National Standards for Social Studies Teachers. High school teachers can engage learners in a sophisticated analysis and reconstruction of the past. Learners can be encouraged to draw upon various forms of data in order to elaborate upon information provided by historical narratives; to distinguish between accepted historical facts and interpretations; to consider multiple perspectives in interpreting the past; to make choices regarding historical sources, drawing from bibliographical studies; and to utilize historical methodologies in analyzing and defending historical arguments.
Virginia Standards of Learning. (USII.5 c) explain the reasons for the United States’ involvement in World War I and its international leadership role at the conclusion of the war.
Have students complete a K/W/L chart (ENCL 1) to determine what they already Know about the First World War/ what they Want to know/ and summarize what they have Learned through the process. As part of the process determine if any students know of relatives who served or may have served during the First World War. Provide examples of veterans whose stories were discovered by family members who knew little or nothing of their service. Explain that each student might have a relative who served about whom they are unaware, and that the project might lead them to discover that family member. All students will have the opportunity to research and relate to a person who served in the war.

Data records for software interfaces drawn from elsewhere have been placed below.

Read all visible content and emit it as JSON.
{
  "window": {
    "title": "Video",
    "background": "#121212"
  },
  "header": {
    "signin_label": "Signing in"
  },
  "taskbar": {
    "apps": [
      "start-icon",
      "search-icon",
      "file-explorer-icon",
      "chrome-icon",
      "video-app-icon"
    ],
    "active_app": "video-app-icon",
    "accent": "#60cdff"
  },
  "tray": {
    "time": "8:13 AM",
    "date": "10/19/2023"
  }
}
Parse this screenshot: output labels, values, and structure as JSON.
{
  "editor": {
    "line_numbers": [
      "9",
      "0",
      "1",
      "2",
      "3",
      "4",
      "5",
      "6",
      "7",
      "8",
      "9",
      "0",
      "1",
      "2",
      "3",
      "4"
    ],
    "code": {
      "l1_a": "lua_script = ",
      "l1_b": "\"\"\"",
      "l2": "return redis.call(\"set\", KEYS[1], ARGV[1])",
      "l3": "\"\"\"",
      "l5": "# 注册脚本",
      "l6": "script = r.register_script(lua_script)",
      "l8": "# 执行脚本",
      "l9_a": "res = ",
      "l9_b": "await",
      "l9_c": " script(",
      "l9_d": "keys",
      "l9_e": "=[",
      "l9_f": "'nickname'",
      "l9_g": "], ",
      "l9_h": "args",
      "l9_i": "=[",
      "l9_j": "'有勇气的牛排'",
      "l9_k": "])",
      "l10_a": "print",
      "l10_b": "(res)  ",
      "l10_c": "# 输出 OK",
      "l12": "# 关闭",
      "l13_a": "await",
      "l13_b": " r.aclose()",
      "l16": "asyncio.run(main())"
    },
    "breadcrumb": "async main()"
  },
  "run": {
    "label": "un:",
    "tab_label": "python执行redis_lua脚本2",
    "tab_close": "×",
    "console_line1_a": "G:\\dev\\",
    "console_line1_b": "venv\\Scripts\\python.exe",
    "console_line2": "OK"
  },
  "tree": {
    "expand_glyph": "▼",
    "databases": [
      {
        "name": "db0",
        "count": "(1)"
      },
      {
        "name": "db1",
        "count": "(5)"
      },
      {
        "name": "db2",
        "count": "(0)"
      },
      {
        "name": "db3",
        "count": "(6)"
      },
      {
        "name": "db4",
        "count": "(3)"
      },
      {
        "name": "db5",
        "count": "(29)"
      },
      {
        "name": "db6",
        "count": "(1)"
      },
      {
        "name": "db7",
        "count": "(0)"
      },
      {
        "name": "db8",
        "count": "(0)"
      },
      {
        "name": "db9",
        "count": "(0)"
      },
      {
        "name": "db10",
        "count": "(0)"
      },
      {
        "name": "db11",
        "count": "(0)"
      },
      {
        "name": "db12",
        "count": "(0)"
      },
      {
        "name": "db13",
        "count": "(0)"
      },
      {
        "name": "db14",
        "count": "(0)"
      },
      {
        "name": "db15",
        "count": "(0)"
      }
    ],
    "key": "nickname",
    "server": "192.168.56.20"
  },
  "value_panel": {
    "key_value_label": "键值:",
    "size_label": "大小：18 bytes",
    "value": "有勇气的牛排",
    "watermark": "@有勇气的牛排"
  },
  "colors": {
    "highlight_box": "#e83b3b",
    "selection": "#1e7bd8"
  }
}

Provide a brief outline of the major events of World War I as a reference for the students (ENCL 2). Introduce students to individuals whose combat experience made them famous at the time (Eddie Rickenbacker, Alvin York, and Charles Whittlesey and the “Lost Battalion”) and individuals who went on to greater fame for their roles in the Second World War (George Patton, Douglas MacArthur, George C. Marshall and Harry Truman). Highlight service members such as Henry Johnson whose exploits were lost or forgotten for a time.
Explain to the students that unlike the Civil War, most of the records of service for veterans of both the First and Second World Wars were destroyed in a fire in 1973 (ENCL 3) and the only records of many veterans’ service may only exist on grave markers, local community records, or family artifacts. Provide examples of soldiers whose stories have been discovered and made public (ENCL 4) and a personal example of a relative who served (ENCLS 5-7b). Reiterate that the objective of the project is to identify veterans of World War I from the local community and bring their service to light.
Using the K/W/L chart help students brainstorm and develop a list of possible resources to identify World War I veterans from the local area. Guide them to identify resources that might not be familiar to them such as:
– Family members
– Family documents – (primary source and most valuable to students)
– Local veterans’ organizations (American Legion, Veterans of Foreign Wars, Military Order of World Wars, etc.)
– Local historical societies.
– Grave markers in local cemeteries – to include individual names, branch of service and units (ENCL 8).
As part of the project, arrange a visit to local cemeteries to locate veterans’ graves.
Compile a roster of veterans from the area who served in World War I. Use the available information such as dates of service and unit identification to search the internet and other sources to trace the veteran’s experience in the war (e.g. arrival in France, location and dates of training, battle experience, death, or return home). Additionally use the internet to explore the battlefields, cemeteries, and key monuments in France and Belgium to help the students connect the veterans’ experience to what remains today as a reminder of the war.
Collect, organize, and edit the results of the research to record the results of the project. Provide the results to the school (e.g. social studies), local organizations, and other individuals. Build on the project and expand the research to include the record of service of veterans of other wars.
World history teachers can expand this lesson to connect students to other major world events through family members or local individuals who experienced these events (e.g. the aftermath of World War I, the Great Depression, World War II, the Cold War, etc.)
Teachers of state history courses may develop a similar project to help students connect with events in their own region through the experiences of individuals from the local area (e.g. the Revolutionary War, the Civil War and Reconstruction, the Civil Rights Movement, etc.)
Both history and English teachers can collaborate on the project to teach research methods by helping students discover a multitude of unknown or forgotten resources available locally which are connected to major national or world events.
Local Media: Invite the Chatham Star Tribune, Danville Register and Bee, Channel 13, and Station WSLS to cover and/or report on the progress and results of the student’s work.
Local historical organizations (Danville Virginia Historical Society and the Pittsylvania County History Research Center and Library) and veterans’ groups (American Legion Post 325, Veterans of Foreign Wars, Roanoke Chapter of the Military Order of World Wars): Besides utilizing the resources of these organization, partner with them to share the results of the project and expand their records of local history.
National level: Provide the results of the project to the Foreign Policy Research Institute in Philadelphia, Pennsylvania, the First Division Museum at Cantigny Park in Wheaton, Illinois, and the Department of Veterans’ Affairs National Cemetery Administration both as a resource and as a model for similar research projects.